The upfronts are happening this week, which means the major broadcast television networks are trotting out their shiniest, new toys of the 2013-14 season. (More on the actual shows and my summative observations later this week.) The networks are also using this time to proclaim all the ways they’re integrating social and digital technologies.
Opening reel of Fox upfront is digital pros talking about TV and social with showrunner comments from JJ Abrams, James Brooks & @mindykaling
— Diane Gordon (@thesurfreport) May 13, 2013
ABC to Live-Stream Its Shows via App
ABC touting its live-TV-streaming mobile app, which is both a good idea and why-isn’t-everyone-already-doing-this? idea #upfronts
— James Poniewozik (@poniewozik) May 14, 2013
I’m thrilled that television networks are finally addressing and prioritizing digital initiatives and platforms on a wide scale. But there needs to be solid strategy behind those initiatives. The past forty-eight hours have produced two examples of digital integration — one brilliant, one bad.
Here’s an example of what not to do with social media: NBC’s Fall Sweeps Twitter Contest.
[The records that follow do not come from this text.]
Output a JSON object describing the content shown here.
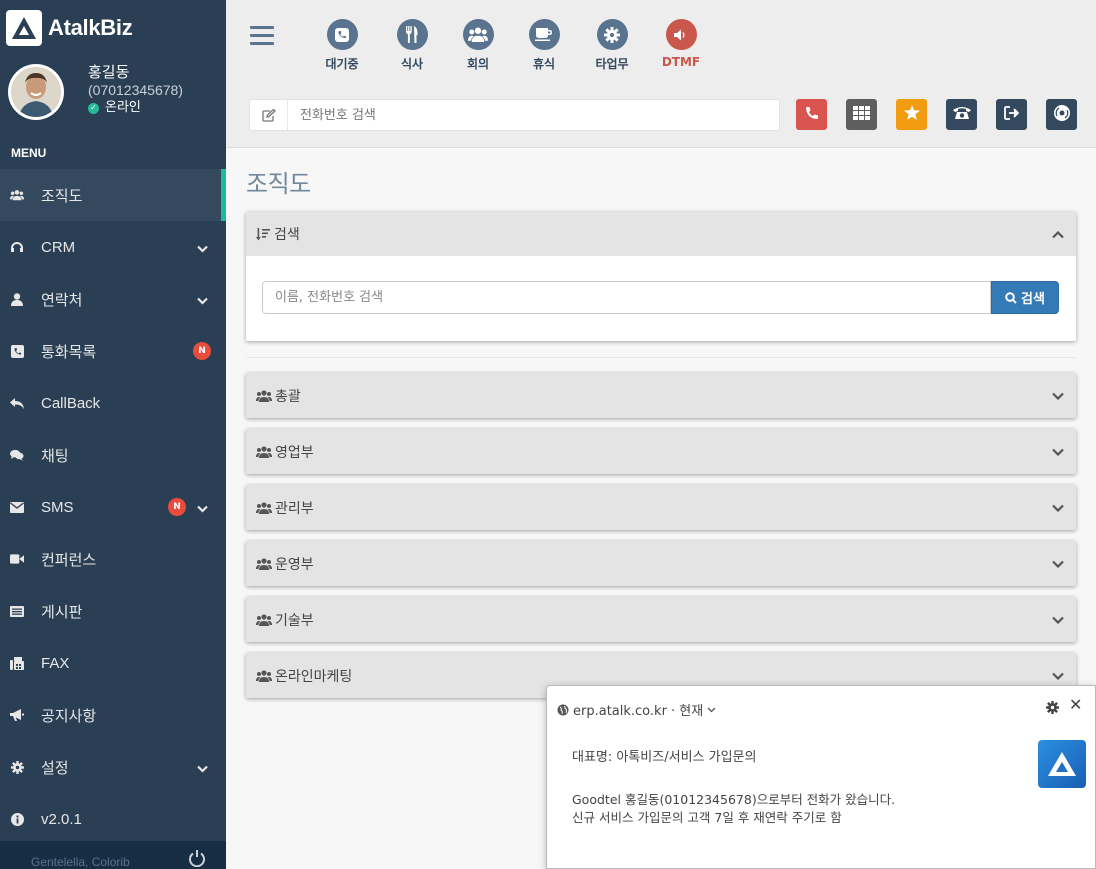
{
  "brand": {
    "name": "AtalkBiz"
  },
  "profile": {
    "name": "홍길동",
    "phone": "(07012345678)",
    "status": "온라인"
  },
  "menu": {
    "title": "MENU",
    "items": [
      {
        "label": "조직도",
        "icon": "users-icon",
        "active": true
      },
      {
        "label": "CRM",
        "icon": "headset-icon",
        "chevron": true
      },
      {
        "label": "연락처",
        "icon": "user-icon",
        "chevron": true
      },
      {
        "label": "통화목록",
        "icon": "phone-square-icon",
        "badge": "N"
      },
      {
        "label": "CallBack",
        "icon": "reply-icon"
      },
      {
        "label": "채팅",
        "icon": "comments-icon"
      },
      {
        "label": "SMS",
        "icon": "envelope-icon",
        "badge": "N",
        "chevron": true
      },
      {
        "label": "컨퍼런스",
        "icon": "video-icon"
      },
      {
        "label": "게시판",
        "icon": "list-alt-icon"
      },
      {
        "label": "FAX",
        "icon": "fax-icon"
      },
      {
        "label": "공지사항",
        "icon": "bullhorn-icon"
      },
      {
        "label": "설정",
        "icon": "gear-icon",
        "chevron": true
      },
      {
        "label": "v2.0.1",
        "icon": "info-icon"
      }
    ]
  },
  "footer": {
    "text": "Gentelella, Colorib"
  },
  "statuses": [
    {
      "label": "대기중",
      "icon": "phone-icon"
    },
    {
      "label": "식사",
      "icon": "cutlery-icon"
    },
    {
      "label": "회의",
      "icon": "users-icon"
    },
    {
      "label": "휴식",
      "icon": "coffee-icon"
    },
    {
      "label": "타업무",
      "icon": "gear-icon"
    },
    {
      "label": "DTMF",
      "icon": "volume-icon",
      "color": "#c9574c"
    }
  ],
  "phone_search": {
    "placeholder": "전화번호 검색"
  },
  "toolbar": [
    {
      "name": "call-button",
      "icon": "phone-icon",
      "color": "#d9534f"
    },
    {
      "name": "keypad-button",
      "icon": "grid-icon",
      "color": "#5e5e5e"
    },
    {
      "name": "favorite-button",
      "icon": "star-icon",
      "color": "#f39c12"
    },
    {
      "name": "transfer-button",
      "icon": "telephone-icon",
      "color": "#34495e"
    },
    {
      "name": "exit-button",
      "icon": "sign-out-icon",
      "color": "#34495e"
    },
    {
      "name": "record-button",
      "icon": "disc-icon",
      "color": "#34495e"
    }
  ],
  "page": {
    "title": "조직도"
  },
  "search_panel": {
    "title": "검색",
    "placeholder": "이름, 전화번호 검색",
    "button": "검색"
  },
  "departments": [
    "총괄",
    "영업부",
    "관리부",
    "운영부",
    "기술부",
    "온라인마케팅"
  ],
  "notification": {
    "origin": "erp.atalk.co.kr · 현재",
    "title": "대표명: 아톡비즈/서비스 가입문의",
    "line1": "Goodtel 홍길동(01012345678)으로부터 전화가 왔습니다.",
    "line2": "신규 서비스 가입문의 고객 7일 후 재연락 주기로 함"
  },
  "colors": {
    "sidebar": "#2a3f54",
    "accent": "#1abb9c",
    "primary": "#337ab7",
    "badge": "#e74c3c"
  }
}
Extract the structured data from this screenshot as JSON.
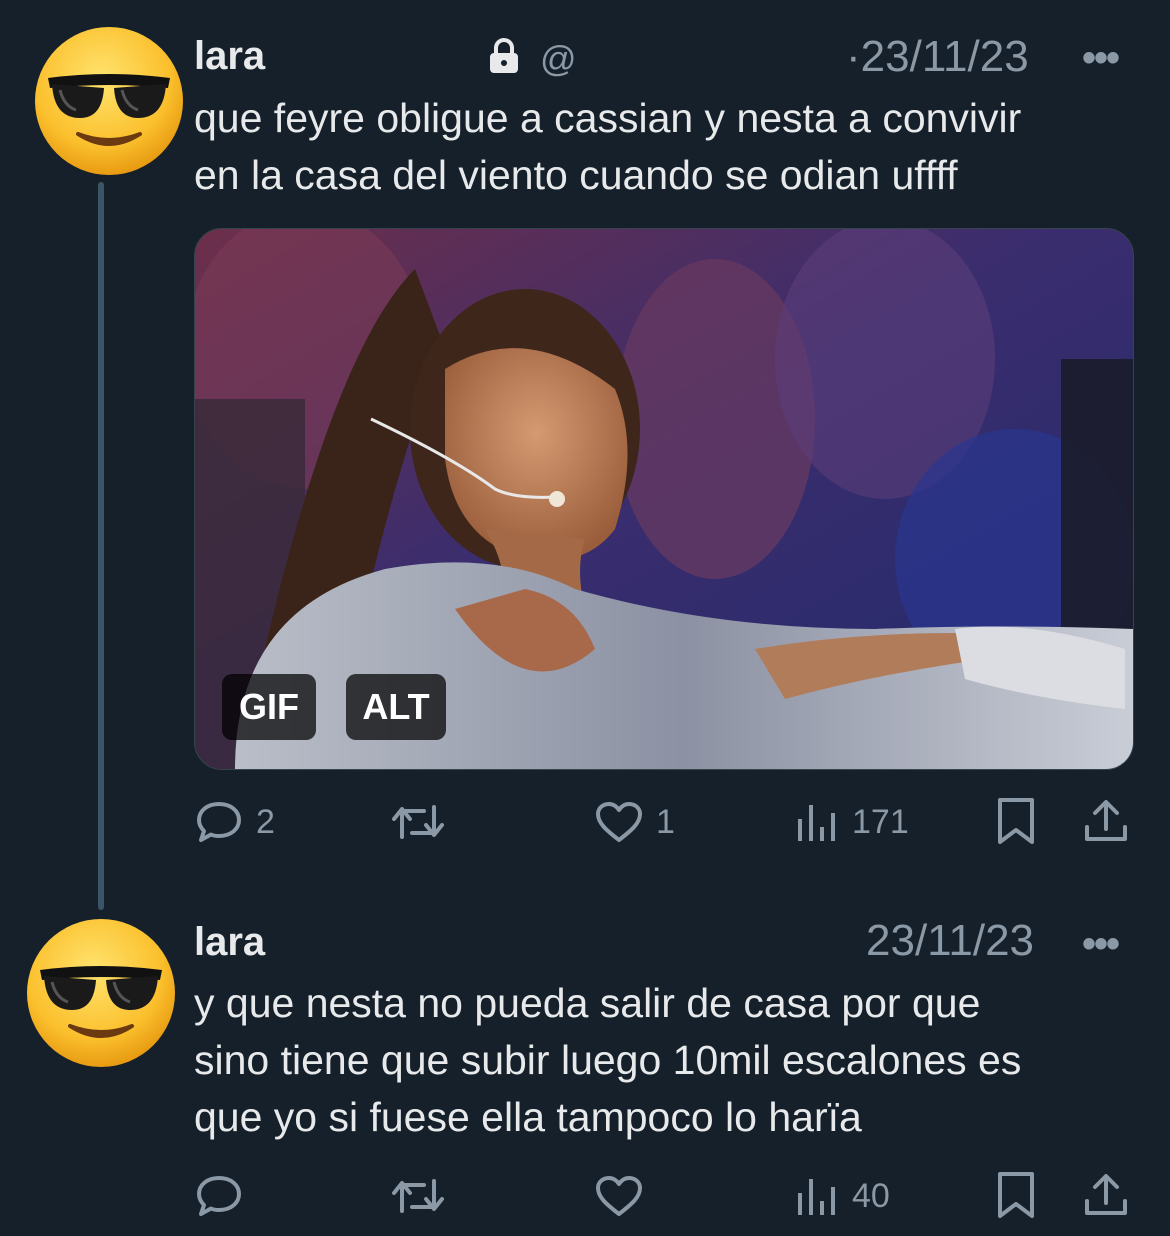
{
  "tweets": [
    {
      "display_name": "lara",
      "handle": "@",
      "date": "23/11/23",
      "date_prefix": "·",
      "more_label": "•••",
      "text_lines": [
        "que feyre obligue a cassian y nesta a convivir",
        "en la casa del viento cuando se odian uffff"
      ],
      "media": {
        "badges": [
          "GIF",
          "ALT"
        ]
      },
      "actions": {
        "replies": "2",
        "retweets": "",
        "likes": "1",
        "views": "171"
      }
    },
    {
      "display_name": "lara",
      "date": "23/11/23",
      "more_label": "•••",
      "text_lines": [
        "y que nesta no pueda salir de casa por que",
        "sino tiene que subir luego 10mil escalones es",
        "que yo si fuese ella tampoco lo harïa"
      ],
      "actions": {
        "replies": "",
        "retweets": "",
        "likes": "",
        "views": "40"
      }
    }
  ],
  "icons": {
    "avatar": "sunglasses-emoji",
    "protected": "lock-icon",
    "reply": "speech-bubble-icon",
    "retweet": "retweet-icon",
    "like": "heart-icon",
    "views": "bar-chart-icon",
    "bookmark": "bookmark-icon",
    "share": "share-icon"
  },
  "colors": {
    "background": "#15202b",
    "text": "#e7e9ea",
    "secondary": "#8b98a5",
    "thread_line": "#3d5466"
  }
}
The gist? From May 13 thru June 13, follow the Twitter accounts of NBC’s six new shows. Each new Twitter handle that you follow is an entry into the sweepstakes, in which ONE person (and a guest) wins two trips — one to L.A. to attend a final taping of Jay Leno and one to New York to attend a premiere taping of Jimmy Fallon.
This is a deeply flawed social campaign. It is a lazy attempt to accumulate several thousand followers for its newest shows slated for fall, while offering a low probability of reward. When participants don’t win, they can simply unfollow the show accounts. There’s nothing really keeping them there. The aim of social is to build and foster authentic relationships. It shouldn’t be based upon large numbers of followers or fans, especially when those followers are encouraged to follow for the sake of a nigh-impossible prize. Not to mention, the Twitter handles aren’t even hyperlinked on NBC’s website. How does this encourage people to even explore the shows on social?
Now here is an example of brilliant social promotion:
This latest poster for Hunger Games: Catching Fire continues with the portrait-esque Capitol Couture posters it released in March. It’s gorgeous. Sumptuous. The “painting” evokes emotion. It was shared on the official Hunger Games Instagram account, which links to a website that’s part of the transmedia juggernaut The Hunger Games Network. Check out the number of likes on the Instagram photo: 14.9 thousand, as of this posting.
Are fans winning anything by liking the new poster? No. But the poster sustains and furthers the excitement and buzz surrounding the film’s November release. What’s more: these pieces of content are shareable. Spreadable. Fans want to share the artwork, updates, posters and trailers with their social networks. Their enthusiasm is fierce and energetic and contagious. The creative minds behind this brand storytelling (Ignition Creative) are creating an experience piece by piece. And through that experience — of giving fans shareable, exciting content over an extended period of time — fans are developing a relationship with a film they haven’t even seen yet. Their connection to the franchise and the overarching Hunger Games story is deepening. Once that emotional, relational connection has been made, fans’ loyalty strengthens.
Obviously a television show and film operate differently, and they have very different financial models undergirding them. However the core concept remains the same. Create excellent, shareable content. Connect with fans where they’re at, whether it’s Twitter or Facebook or Tumblr. And build relationships with your viewers. Create experiences for them. Not experiences hinged upon a sweepstakes. Digital, multi-layered, two-way interactive experiences that deepen the connection between viewer and show. Viewer and writers. Viewer and story.
That’s the direction television needs to go.
Photo from slider: Chicago Architecture Today via Flickr, Creative Commons License